Oct. 19 (UPI) -- Atlanta authorities have turned over evidence to a forensic lab in Utah, hoping that it will produce some definitive proof in the deaths of numerous children who were killed in the city four decades ago.
More than 20 Black children were killed in Atlanta over a two year period between 1979 and 1981. Suspect Wayne Williams was convicted of killing two young men around the same time and prosecutors believed at the time that he also killed the children.
Williams, now 63 and still in prison, was never tried for any of the children's deaths and those cases remain largely unresolved.
Bottoms promised two years ago that she would re-examine the child murders, even though their cases were closed after Williams was sent to prison.

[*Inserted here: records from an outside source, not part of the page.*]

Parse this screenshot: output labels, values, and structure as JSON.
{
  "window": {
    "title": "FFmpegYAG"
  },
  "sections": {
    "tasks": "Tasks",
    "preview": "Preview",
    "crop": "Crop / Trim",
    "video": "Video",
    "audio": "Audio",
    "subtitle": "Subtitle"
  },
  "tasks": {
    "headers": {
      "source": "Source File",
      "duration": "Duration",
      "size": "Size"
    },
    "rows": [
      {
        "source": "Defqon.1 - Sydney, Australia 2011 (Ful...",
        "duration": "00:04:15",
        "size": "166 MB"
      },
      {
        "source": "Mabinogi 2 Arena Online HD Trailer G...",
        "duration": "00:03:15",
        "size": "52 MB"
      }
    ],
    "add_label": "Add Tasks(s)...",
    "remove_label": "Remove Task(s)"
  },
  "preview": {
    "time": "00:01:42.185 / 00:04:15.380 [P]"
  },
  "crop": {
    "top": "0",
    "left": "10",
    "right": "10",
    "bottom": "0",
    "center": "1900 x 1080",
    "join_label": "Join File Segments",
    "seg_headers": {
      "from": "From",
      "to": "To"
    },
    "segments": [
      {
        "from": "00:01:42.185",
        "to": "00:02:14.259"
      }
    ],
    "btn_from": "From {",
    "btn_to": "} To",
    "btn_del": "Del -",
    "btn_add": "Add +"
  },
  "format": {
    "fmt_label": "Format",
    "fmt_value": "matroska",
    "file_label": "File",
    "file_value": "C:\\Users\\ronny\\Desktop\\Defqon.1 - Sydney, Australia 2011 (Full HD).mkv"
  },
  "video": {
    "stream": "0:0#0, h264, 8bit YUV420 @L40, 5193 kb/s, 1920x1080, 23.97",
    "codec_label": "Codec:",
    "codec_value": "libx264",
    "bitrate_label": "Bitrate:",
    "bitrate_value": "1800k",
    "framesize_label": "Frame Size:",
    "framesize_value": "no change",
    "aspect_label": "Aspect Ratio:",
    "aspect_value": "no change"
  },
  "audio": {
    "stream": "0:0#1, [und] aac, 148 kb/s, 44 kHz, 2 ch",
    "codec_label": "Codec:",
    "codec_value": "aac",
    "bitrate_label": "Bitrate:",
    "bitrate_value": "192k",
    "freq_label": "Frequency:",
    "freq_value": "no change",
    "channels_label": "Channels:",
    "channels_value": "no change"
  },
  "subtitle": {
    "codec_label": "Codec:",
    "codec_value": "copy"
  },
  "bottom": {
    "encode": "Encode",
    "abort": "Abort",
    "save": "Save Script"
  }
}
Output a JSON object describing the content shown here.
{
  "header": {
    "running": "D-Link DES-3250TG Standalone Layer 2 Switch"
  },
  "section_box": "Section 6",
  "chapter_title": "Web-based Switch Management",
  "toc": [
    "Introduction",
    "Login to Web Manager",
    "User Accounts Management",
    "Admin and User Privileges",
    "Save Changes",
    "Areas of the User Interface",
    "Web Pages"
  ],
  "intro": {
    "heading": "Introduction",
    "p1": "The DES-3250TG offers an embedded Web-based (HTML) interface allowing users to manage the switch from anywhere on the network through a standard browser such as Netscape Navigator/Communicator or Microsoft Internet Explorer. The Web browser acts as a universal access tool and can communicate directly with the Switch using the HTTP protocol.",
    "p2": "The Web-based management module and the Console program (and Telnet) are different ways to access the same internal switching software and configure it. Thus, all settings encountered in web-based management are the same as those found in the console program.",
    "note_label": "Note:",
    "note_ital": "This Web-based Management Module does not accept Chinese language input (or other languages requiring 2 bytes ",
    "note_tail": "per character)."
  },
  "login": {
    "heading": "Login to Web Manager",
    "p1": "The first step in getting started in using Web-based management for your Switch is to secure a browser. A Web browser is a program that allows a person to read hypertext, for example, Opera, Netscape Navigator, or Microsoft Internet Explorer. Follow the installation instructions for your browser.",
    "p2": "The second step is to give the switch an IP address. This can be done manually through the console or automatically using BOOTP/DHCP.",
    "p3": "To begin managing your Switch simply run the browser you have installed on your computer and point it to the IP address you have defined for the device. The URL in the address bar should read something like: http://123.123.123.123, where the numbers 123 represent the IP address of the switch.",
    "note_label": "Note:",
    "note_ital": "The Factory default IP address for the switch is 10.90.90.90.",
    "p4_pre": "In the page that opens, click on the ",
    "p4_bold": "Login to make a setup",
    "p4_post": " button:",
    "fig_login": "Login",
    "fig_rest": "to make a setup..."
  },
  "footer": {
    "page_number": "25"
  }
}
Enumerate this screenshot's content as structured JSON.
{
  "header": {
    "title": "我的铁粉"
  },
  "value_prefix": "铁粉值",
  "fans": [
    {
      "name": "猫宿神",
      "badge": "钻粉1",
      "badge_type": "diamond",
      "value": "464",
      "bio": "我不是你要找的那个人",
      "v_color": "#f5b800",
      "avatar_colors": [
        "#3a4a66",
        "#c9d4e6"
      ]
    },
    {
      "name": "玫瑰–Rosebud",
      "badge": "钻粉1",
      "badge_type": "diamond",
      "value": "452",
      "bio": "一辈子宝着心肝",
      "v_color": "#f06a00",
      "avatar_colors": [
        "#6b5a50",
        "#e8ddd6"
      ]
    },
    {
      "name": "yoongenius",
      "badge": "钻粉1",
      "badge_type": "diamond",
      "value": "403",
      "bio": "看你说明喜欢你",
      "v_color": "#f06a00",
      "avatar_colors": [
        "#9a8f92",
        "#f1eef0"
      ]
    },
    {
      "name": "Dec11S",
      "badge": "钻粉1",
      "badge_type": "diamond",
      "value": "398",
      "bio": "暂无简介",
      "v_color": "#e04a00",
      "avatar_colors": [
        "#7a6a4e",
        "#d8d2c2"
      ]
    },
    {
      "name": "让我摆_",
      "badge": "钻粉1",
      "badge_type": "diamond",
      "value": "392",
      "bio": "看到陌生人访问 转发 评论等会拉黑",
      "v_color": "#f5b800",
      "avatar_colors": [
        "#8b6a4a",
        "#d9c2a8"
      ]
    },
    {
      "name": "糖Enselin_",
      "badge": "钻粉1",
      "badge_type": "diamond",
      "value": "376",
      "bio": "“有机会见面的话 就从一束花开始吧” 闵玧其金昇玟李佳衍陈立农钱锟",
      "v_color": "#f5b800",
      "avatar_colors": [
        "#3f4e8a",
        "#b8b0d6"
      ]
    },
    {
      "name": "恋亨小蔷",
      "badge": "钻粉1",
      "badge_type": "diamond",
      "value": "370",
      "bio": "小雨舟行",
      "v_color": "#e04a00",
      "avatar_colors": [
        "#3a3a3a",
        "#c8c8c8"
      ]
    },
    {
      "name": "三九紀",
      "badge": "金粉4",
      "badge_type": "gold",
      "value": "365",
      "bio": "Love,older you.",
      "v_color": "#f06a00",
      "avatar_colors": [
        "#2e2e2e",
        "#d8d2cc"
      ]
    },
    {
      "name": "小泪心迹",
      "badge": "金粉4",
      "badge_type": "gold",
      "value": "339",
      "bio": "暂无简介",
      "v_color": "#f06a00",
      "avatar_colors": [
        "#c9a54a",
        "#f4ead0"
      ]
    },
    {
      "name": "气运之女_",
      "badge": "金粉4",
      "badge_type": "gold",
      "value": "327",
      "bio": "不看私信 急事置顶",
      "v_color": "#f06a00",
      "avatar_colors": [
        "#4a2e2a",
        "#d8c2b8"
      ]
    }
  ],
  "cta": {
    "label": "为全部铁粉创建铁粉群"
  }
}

"Atlanta Police investigators are traveling to Salt Lake City to provide a private lab, that works with old DNA evidence, evidence from the missing and murdered children cases. It is my sincere hope that there will be concrete answers for the families," Bottoms tweeted Monday.
The mayor did not identify the private lab.
Many of the families and some police investigators were never convinced that Williams killed all the children, or even some of them.
Since his arrest in 1981, Williams, a talent scout and aspiring music producer who sought out talented children in the Atlanta area, has flatly denied that he killed anyone -- even the men whose deaths he was convicted of in 1982, Nathaniel Cater and Jimmy Ray Payne.
Police stopped Williams in his vehicle during a citywide dragnet at almost 3 a.m. on May 22, 1981, just moments after they believe he threw a body off the James Jackson Parkway bridge and into the Chattahoochee River. They'd heard a splash in the river while his vehicle was on the bridge and found Cater's body downstream two days later.
Investigators said several of the killed children had been found in the same area.
Bottoms said in 2019 that she wanted to bring closure to the families who never received concrete answers about who killed their children.
Detectives also hope to determine if more victims beyond the original two-year time frame can be identified.